Could it have been the Kong May?  My diet was the same as were my workouts.  I take a lot of supplements, so my experience wasn’t exactly a controlled experiment.  Honestly, I can’t say for sure, though I am definitely intrigued.

There is not much information on Kong May, except for what the few online ads say.  The ingredients include: Cordyceps sinensis, Bacillus subtilis, Fructus crataegi, Radix salviae, Gynostemma pentaphyllum, and red rice extract.  The indications are for: High cholesterol, obesity,  stress, high blood pressure, diabetes, for those who drink, smoke, eat fried and/or  fatty foods.  Of course, I can’t recommend it and this post is not a Kong May advertisement, but I am interested to see if anyone out there has had experience with this product or any of the ingredients.  I do think there are many Chinese herbal preparations that have high efficacy yet are essentially unknown to the mainstream in the US.  At the same time, we have to be careful since many of these preparations have not undergone the same medical review as products in the US (though many have been in use for thousands of years in China).  Additionally, the manufacturing standards of these preparations is another area of concern.  Keep these points in mind before you experiment!

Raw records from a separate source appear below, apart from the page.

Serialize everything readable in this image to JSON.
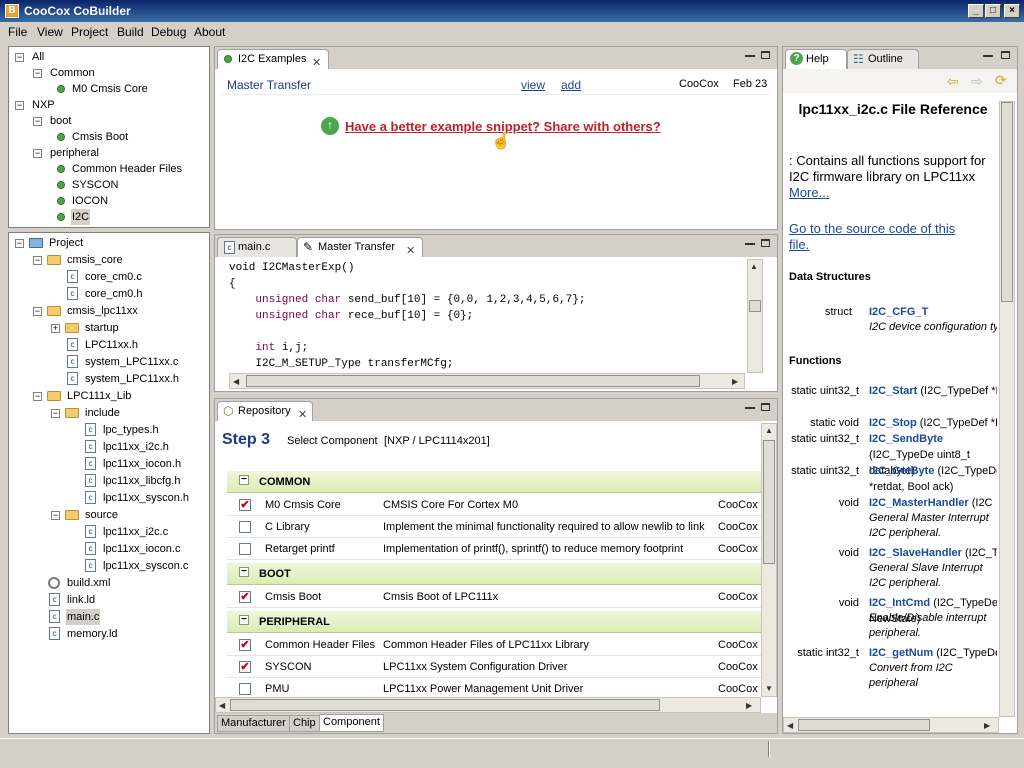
{
  "app": {
    "title": "CooCox CoBuilder",
    "icon": "coobuilder-icon"
  },
  "window_controls": {
    "minimize": "_",
    "maximize": "□",
    "close": "×"
  },
  "menu": [
    "File",
    "View",
    "Project",
    "Build",
    "Debug",
    "About"
  ],
  "components_tree": [
    {
      "label": "All",
      "level": 0,
      "exp": "−"
    },
    {
      "label": "Common",
      "level": 1,
      "exp": "−"
    },
    {
      "label": "M0 Cmsis Core",
      "level": 2,
      "dot": true
    },
    {
      "label": "NXP",
      "level": 0,
      "exp": "−"
    },
    {
      "label": "boot",
      "level": 1,
      "exp": "−"
    },
    {
      "label": "Cmsis Boot",
      "level": 2,
      "dot": true
    },
    {
      "label": "peripheral",
      "level": 1,
      "exp": "−"
    },
    {
      "label": "Common Header Files",
      "level": 2,
      "dot": true
    },
    {
      "label": "SYSCON",
      "level": 2,
      "dot": true
    },
    {
      "label": "IOCON",
      "level": 2,
      "dot": true
    },
    {
      "label": "I2C",
      "level": 2,
      "dot": true,
      "selected": true
    }
  ],
  "project_tree": [
    {
      "label": "Project",
      "level": 0,
      "exp": "−",
      "icon": "project"
    },
    {
      "label": "cmsis_core",
      "level": 1,
      "exp": "−",
      "icon": "folder"
    },
    {
      "label": "core_cm0.c",
      "level": 2,
      "icon": "file"
    },
    {
      "label": "core_cm0.h",
      "level": 2,
      "icon": "file"
    },
    {
      "label": "cmsis_lpc11xx",
      "level": 1,
      "exp": "−",
      "icon": "folder"
    },
    {
      "label": "startup",
      "level": 2,
      "exp": "+",
      "icon": "folder"
    },
    {
      "label": "LPC11xx.h",
      "level": 2,
      "icon": "file"
    },
    {
      "label": "system_LPC11xx.c",
      "level": 2,
      "icon": "file"
    },
    {
      "label": "system_LPC11xx.h",
      "level": 2,
      "icon": "file"
    },
    {
      "label": "LPC111x_Lib",
      "level": 1,
      "exp": "−",
      "icon": "folder"
    },
    {
      "label": "include",
      "level": 2,
      "exp": "−",
      "icon": "folder"
    },
    {
      "label": "lpc_types.h",
      "level": 3,
      "icon": "file"
    },
    {
      "label": "lpc11xx_i2c.h",
      "level": 3,
      "icon": "file"
    },
    {
      "label": "lpc11xx_iocon.h",
      "level": 3,
      "icon": "file"
    },
    {
      "label": "lpc11xx_libcfg.h",
      "level": 3,
      "icon": "file"
    },
    {
      "label": "lpc11xx_syscon.h",
      "level": 3,
      "icon": "file"
    },
    {
      "label": "source",
      "level": 2,
      "exp": "−",
      "icon": "folder"
    },
    {
      "label": "lpc11xx_i2c.c",
      "level": 3,
      "icon": "file"
    },
    {
      "label": "lpc11xx_iocon.c",
      "level": 3,
      "icon": "file"
    },
    {
      "label": "lpc11xx_syscon.c",
      "level": 3,
      "icon": "file"
    },
    {
      "label": "build.xml",
      "level": 1,
      "icon": "gear"
    },
    {
      "label": "link.ld",
      "level": 1,
      "icon": "file"
    },
    {
      "label": "main.c",
      "level": 1,
      "icon": "file",
      "selected": true
    },
    {
      "label": "memory.ld",
      "level": 1,
      "icon": "file"
    }
  ],
  "examples": {
    "tab": "I2C Examples",
    "row": {
      "name": "Master Transfer",
      "view": "view",
      "add": "add",
      "author": "CooCox",
      "date": "Feb 23"
    },
    "share": "Have a better example snippet? Share with others?"
  },
  "editor": {
    "tabs": [
      "main.c",
      "Master Transfer"
    ],
    "lines": [
      [
        {
          "t": "void I2CMasterExp()"
        }
      ],
      [
        {
          "t": "{"
        }
      ],
      [
        {
          "t": "    "
        },
        {
          "t": "unsigned char",
          "k": 1
        },
        {
          "t": " send_buf[10] = {0,0, 1,2,3,4,5,6,7};"
        }
      ],
      [
        {
          "t": "    "
        },
        {
          "t": "unsigned char",
          "k": 1
        },
        {
          "t": " rece_buf[10] = {0};"
        }
      ],
      [
        {
          "t": ""
        }
      ],
      [
        {
          "t": "    "
        },
        {
          "t": "int",
          "k": 1
        },
        {
          "t": " i,j;"
        }
      ],
      [
        {
          "t": "    I2C_M_SETUP_Type transferMCfg;"
        }
      ]
    ]
  },
  "repository": {
    "tab": "Repository",
    "step": "Step 3",
    "step_label": "Select Component",
    "device": "[NXP / LPC1114x201]",
    "categories": [
      {
        "name": "COMMON",
        "rows": [
          {
            "name": "M0 Cmsis Core",
            "desc": "CMSIS Core For Cortex M0",
            "author": "CooCox",
            "checked": true
          },
          {
            "name": "C Library",
            "desc": "Implement the minimal functionality required to allow newlib to link",
            "author": "CooCox",
            "checked": false
          },
          {
            "name": "Retarget printf",
            "desc": "Implementation of printf(), sprintf() to reduce memory footprint",
            "author": "CooCox",
            "checked": false
          }
        ]
      },
      {
        "name": "BOOT",
        "rows": [
          {
            "name": "Cmsis Boot",
            "desc": "Cmsis Boot of LPC111x",
            "author": "CooCox",
            "checked": true
          }
        ]
      },
      {
        "name": "PERIPHERAL",
        "rows": [
          {
            "name": "Common Header Files",
            "desc": "Common Header Files of LPC11xx Library",
            "author": "CooCox",
            "checked": true
          },
          {
            "name": "SYSCON",
            "desc": "LPC11xx System Configuration Driver",
            "author": "CooCox",
            "checked": true
          },
          {
            "name": "PMU",
            "desc": "LPC11xx Power Management Unit Driver",
            "author": "CooCox",
            "checked": false
          }
        ]
      }
    ],
    "bottom_tabs": [
      "Manufacturer",
      "Chip",
      "Component"
    ]
  },
  "help": {
    "tabs": [
      "Help",
      "Outline"
    ],
    "title": "lpc11xx_i2c.c File Reference",
    "intro": ": Contains all functions support for I2C firmware library on LPC11xx",
    "more": "More...",
    "source_link": "Go to the source code of this file.",
    "ds_header": "Data Structures",
    "struct_kw": "struct",
    "struct_name": "I2C_CFG_T",
    "struct_desc": "I2C device configuration type.",
    "fn_header": "Functions",
    "functions": [
      {
        "ret": "static uint32_t",
        "name": "I2C_Start",
        "args": "(I2C_TypeDef *I",
        "desc": ""
      },
      {
        "ret": "static void",
        "name": "I2C_Stop",
        "args": "(I2C_TypeDef *I",
        "desc": ""
      },
      {
        "ret": "static uint32_t",
        "name": "I2C_SendByte",
        "args": "(I2C_TypeDe uint8_t databyte)",
        "desc": ""
      },
      {
        "ret": "static uint32_t",
        "name": "I2C_GetByte",
        "args": "(I2C_TypeDe *retdat, Bool ack)",
        "desc": ""
      },
      {
        "ret": "void",
        "name": "I2C_MasterHandler",
        "args": "(I2C",
        "desc": "General Master Interrupt I2C peripheral."
      },
      {
        "ret": "void",
        "name": "I2C_SlaveHandler",
        "args": "(I2C_T",
        "desc": "General Slave Interrupt I2C peripheral."
      },
      {
        "ret": "void",
        "name": "I2C_IntCmd",
        "args": "(I2C_TypeDe NewState)",
        "desc": "Enable/Disable interrupt peripheral."
      },
      {
        "ret": "static int32_t",
        "name": "I2C_getNum",
        "args": "(I2C_TypeDe",
        "desc": "Convert from I2C peripheral"
      }
    ]
  }
}
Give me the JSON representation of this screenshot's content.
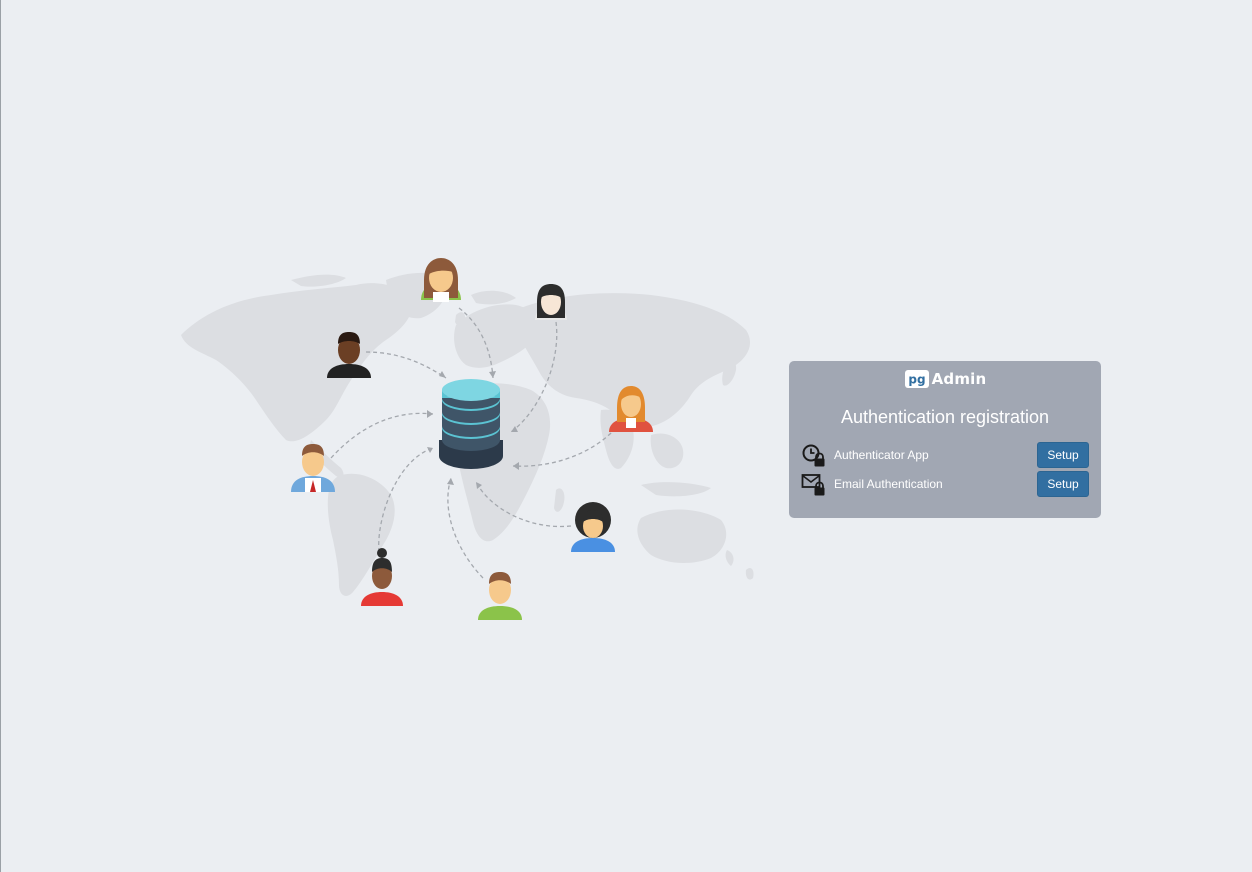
{
  "brand": {
    "logo_mark": "pg",
    "logo_text": "Admin"
  },
  "panel": {
    "title": "Authentication registration",
    "methods": [
      {
        "label": "Authenticator App",
        "icon": "authenticator-app-lock-icon",
        "button_label": "Setup"
      },
      {
        "label": "Email Authentication",
        "icon": "email-lock-icon",
        "button_label": "Setup"
      }
    ]
  },
  "illustration": {
    "description_icon": "world-map-database-users-illustration"
  },
  "colors": {
    "background": "#ebeef2",
    "panel": "#a1a7b3",
    "button": "#326fa1",
    "map": "#dfe1e4"
  }
}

My supply of Kong May ran out and I was unable to secure more.  The online prices were higher, plus there was shipping.  In its absence, I started taking red rice yeast from Costco.  I suspected that red rice yeast was the important ingredient and was hoping this would help.  Unfortunately, my recent blood work revealed that my triglycerides had risen back to my old levels.  Geez, I wish they sold this stuff at GNC!

Has anyone else noticed a trend over the last few years towards prescription vitamins to treat certain conditions, especially if they are not severe?  My cholesterol and triglycerides have been borderline for years and when they recently started to creep up my doctor prescribed Lovaza (fish oil) and Niaspan (niacin).  Many doctors would have gone right to the statins…my doctor knows I am big on natural alternatives.  Additionally, he must have recognized I am cheap, er I mean frugal, and said it would be fine to buy these over-the-counter.  I won’t advise anyone to do the same without talking with your doctor (I have to say that).  But hypothetically, if you did speak with their doctor and wanted to try these supplements, you shouldn’t go out and just buy the cheapest vitamins you see – read the labels!  Make sure  you go with a fish oil that has Omega-3s, including EPA and DHA.  Each 1 gram cap of Lovaza has approximately 465mg of EPA and 375mg of DHA.  And with niacin be sure to buy a product that has time release (unless you enjoy getting flush and itchy).  The Niaspan sample I was given has 500mg of niacin.  Again, check with your doctor.  I have been taking fish oil for the past year and just added niacin.  I will report back once I get my blood checked again (maybe  in 3 months).  I would love to hear other people experiences with these prescription vitamins.  Oh by the way, did I mention that you should check with your doctor?